At a Glance
CCR filed this amicus brief with the Supreme Court of the United States on August 10, 2017.
The Center for Constitutional Rights submitted an amicus brief urging the Supreme Court of the United States to take on the case of Mohamed Osman Mohamud.
Mohamud v. United States is one of the first cases to reach the federal courts challenging the constitutionality of the FISA Amendments Act, the surveillance statute passed in 2008 that authorized incredibly broad surveillance of international communications under the PRISM program revealed by Edward Snowden. Congress enacted the FISA Amendments Act (FAA) after then-Senator Obama switched positions and agreed to vote for the bill. The FAA completely dismantled the target-by-target formula for surveillance under FISA. Prior to the FAA, surveillance orders could only authorize the government to monitor specific individuals or facilities.
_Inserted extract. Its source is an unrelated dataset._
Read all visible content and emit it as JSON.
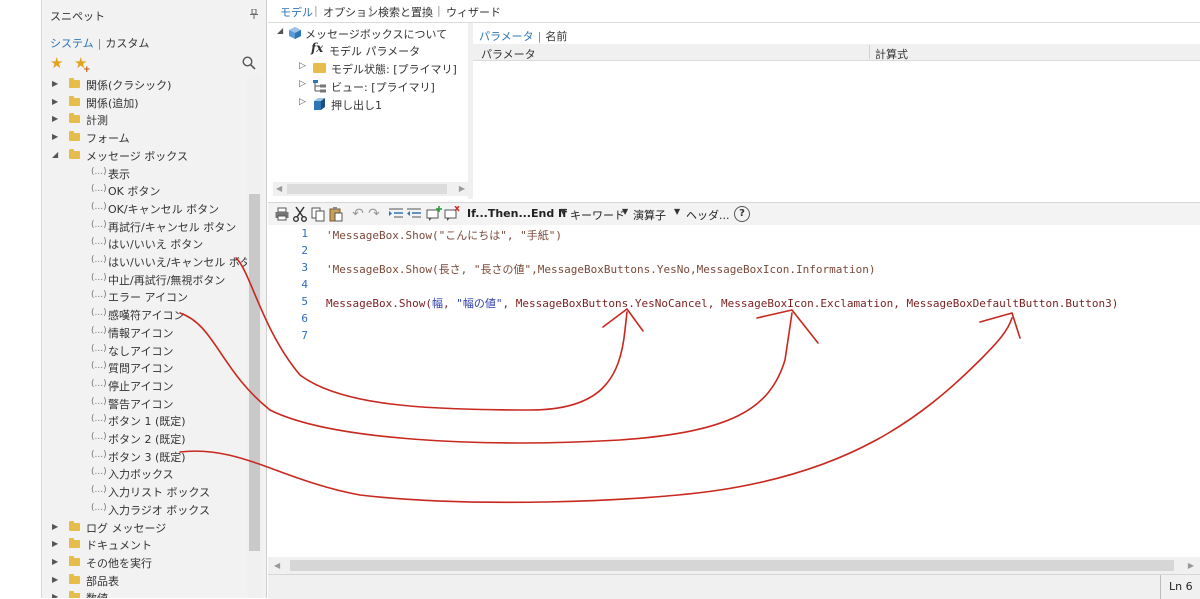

Under the FAA, by contrast, the government now merely tells the court that it intends to carry out a whole program of surveillance targeting some broad category of unnamed individuals.
The U.S. government hid the fact that FAA surveillance was used in criminal cases from the defendants against who it was used, but once this information became public, the government began informing defendants of it. Mohamud was one of the first to receive such notice. He lost his constitutional challenge to the FAA in his trial court and the federal Court of Appeals for the Ninth Circuit, and he is now asking the Supreme Court to grant certiorari, review his case, and hold that the FAA violated the Fourth Amendment because it permits open-ended surveillance of Americans’ international communications without any individualized cause or meaningful judicial oversight. CCR filed an amicus urging the court to take the case on August 10th, 2017. The government will likely file its opposition in the fall and the Supreme Court should decide whether or not to take the case before the end of the year.